The exercise was simple but profound, a tactile reminder of the breath of life. My partner was moved, commenting that the exercise reminded her of her mother’s passing and the gratitude of being able to be present for those last precious moments.
During one of the few exercises in which we partnered with ourselves, we all found a spot in the room in which we felt comfortable, closed our eyes, and allowed our bodies to unfold to slow, sensual music. Michelle reminded us to stay close to our hearts for this one, to feel the movement begin in the heart and radiate outward, not to get too caught up in grand choreography. We had just done so much work being present with partners; this was the time to get intimate with our own hearts.
It was hard for me to stay in one place, as the swelling music was just tempting me to dive into the dance floor. What I didn’t realize was that that part was coming up next; the point of this particular exercise was to contain the movement, to feel it deeply in yourself before passing it along.
In the proceeding exercise, Michelle invited our heart dances to move outside of their confined spaces and among the group. The gradual build-up beforehand allowed my movement to grow, expand, and finally be fully shared with others. The light and airy weaving of bodies in and around each other reminded me of the rhythm of Lyrical, our arms and hands extending like kites dancing in a gentle spring breeze.

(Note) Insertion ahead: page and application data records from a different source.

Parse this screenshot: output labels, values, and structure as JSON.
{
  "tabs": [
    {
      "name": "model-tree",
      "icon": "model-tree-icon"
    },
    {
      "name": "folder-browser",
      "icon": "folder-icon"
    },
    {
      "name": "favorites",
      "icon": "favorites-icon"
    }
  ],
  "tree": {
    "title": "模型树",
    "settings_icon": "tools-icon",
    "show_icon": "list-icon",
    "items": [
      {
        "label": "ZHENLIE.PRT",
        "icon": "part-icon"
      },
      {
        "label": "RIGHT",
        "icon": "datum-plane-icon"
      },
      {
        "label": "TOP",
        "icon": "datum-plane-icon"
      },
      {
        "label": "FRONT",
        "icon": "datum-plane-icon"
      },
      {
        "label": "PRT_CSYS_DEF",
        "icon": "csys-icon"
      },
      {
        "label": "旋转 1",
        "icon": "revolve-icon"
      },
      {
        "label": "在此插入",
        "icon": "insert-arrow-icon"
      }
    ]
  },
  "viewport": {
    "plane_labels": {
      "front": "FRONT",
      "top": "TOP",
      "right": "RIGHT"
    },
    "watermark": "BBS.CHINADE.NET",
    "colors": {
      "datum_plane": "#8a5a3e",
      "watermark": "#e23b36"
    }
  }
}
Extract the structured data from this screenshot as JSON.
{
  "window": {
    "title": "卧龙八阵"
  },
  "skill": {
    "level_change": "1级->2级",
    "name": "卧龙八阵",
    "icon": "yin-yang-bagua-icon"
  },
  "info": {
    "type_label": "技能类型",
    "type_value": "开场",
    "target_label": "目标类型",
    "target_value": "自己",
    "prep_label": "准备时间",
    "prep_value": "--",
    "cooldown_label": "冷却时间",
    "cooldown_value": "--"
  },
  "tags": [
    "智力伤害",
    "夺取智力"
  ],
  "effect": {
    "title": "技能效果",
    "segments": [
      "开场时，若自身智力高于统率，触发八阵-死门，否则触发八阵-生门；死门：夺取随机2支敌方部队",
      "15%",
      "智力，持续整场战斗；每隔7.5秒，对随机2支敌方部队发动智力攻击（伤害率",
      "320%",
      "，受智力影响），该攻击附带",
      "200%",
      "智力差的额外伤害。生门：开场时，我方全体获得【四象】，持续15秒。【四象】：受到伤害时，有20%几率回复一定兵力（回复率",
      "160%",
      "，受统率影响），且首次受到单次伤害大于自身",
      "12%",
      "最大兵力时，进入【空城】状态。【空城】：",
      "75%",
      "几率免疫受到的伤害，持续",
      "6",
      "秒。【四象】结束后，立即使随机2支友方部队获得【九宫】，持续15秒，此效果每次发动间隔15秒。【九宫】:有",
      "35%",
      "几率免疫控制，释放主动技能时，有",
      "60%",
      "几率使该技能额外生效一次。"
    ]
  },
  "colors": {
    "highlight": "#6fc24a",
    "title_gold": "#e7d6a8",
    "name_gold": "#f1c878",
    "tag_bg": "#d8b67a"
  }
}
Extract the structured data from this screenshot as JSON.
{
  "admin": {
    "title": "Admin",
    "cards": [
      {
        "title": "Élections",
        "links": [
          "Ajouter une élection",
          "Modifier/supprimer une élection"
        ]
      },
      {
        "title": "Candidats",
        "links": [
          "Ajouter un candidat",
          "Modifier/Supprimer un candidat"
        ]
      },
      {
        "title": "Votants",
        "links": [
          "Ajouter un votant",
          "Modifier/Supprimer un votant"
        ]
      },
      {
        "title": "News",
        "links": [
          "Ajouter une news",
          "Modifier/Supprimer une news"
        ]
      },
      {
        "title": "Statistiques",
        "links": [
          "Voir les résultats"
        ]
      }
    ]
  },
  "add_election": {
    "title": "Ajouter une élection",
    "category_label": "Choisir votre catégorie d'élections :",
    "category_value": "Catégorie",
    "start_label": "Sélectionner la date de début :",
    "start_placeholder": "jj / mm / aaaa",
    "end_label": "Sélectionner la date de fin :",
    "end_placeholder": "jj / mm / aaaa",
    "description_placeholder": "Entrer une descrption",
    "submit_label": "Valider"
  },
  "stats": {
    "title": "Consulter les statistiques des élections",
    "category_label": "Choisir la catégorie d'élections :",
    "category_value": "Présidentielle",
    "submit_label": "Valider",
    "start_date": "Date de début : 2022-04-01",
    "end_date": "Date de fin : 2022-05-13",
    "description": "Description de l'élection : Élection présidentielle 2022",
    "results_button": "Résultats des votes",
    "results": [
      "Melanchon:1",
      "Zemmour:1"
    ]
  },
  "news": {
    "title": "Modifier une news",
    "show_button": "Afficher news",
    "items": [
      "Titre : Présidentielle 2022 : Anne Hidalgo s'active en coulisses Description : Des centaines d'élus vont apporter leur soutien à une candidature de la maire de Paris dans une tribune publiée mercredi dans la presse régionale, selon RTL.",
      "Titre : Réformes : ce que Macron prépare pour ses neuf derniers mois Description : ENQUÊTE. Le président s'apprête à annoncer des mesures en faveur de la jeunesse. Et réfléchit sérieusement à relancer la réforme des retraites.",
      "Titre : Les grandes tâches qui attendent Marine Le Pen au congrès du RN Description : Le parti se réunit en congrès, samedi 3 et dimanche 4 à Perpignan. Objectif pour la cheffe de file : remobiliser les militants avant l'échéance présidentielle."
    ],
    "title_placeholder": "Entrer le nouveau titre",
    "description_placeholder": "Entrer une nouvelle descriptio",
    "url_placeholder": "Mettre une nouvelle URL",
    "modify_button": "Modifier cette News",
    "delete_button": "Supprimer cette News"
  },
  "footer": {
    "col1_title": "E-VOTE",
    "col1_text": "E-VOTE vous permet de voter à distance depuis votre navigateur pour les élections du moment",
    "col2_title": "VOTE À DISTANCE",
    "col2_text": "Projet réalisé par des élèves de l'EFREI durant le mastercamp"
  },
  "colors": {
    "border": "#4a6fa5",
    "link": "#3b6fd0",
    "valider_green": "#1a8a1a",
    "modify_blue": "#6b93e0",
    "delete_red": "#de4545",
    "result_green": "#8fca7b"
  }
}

Partner dancing with someone when both of your eyes are open ain’t no thang, but what happens when you turn off the sense of vision and have to rely primarily on touch? This was the basis of the dance of relationship, joining palms with a partner, closing the eyes, and feeling where the dance would go next. Movements had to be slow, deliberate, and incredibly mindful; if your partner shot his arm upward without any warning, you’d be left standing there with an empty palm, the connection broken due to lack of kinesthetic communication.
The challenge of this exercise was to strike a balance between awareness and attention, to sink into a soft dance without being obsessed with or hyperaware of every gesture. How much do you trust your partner, and how willing are you to let go and have faith in this mutual movement?
~ ~ ~
Much like my last class two years ago, I left this most recent Biodanza class feeling very deeply for my fellow dancers. I may not have remembered everyone’s names, but I sure did remember their eyes, their smiles, their particular body language. It was hard to part ways immediately after the workshop, and that’s why a few of us extended the evening and went out to dinner. The desire to stay connected was palpable in the post-class atmosphere.
However, I also learned that night as I left the city that the essence of Biodanza ends on the subway platform, where “human encounter” is seldom poetry but rather a short story, sometimes nothing but a trifold pamphlet.
My eyes were wide open when I entered the train, willing to make contact with another, eager for my personal verse/stanza to be joined by another’s until the entire train car was a collaborative poem of human encounter. But no one wants to make eye contact on the subway; the M.O. is head down, earbuds in place, hands in pockets.
Let’s work on this, shall we?! Michelle has plans to return to Philadelphia on June 8 at Mama’s Wellness Joint in Center City. Will you help the City of Brotherly Love become just a little more, well, loveable? Like this happy group of folks?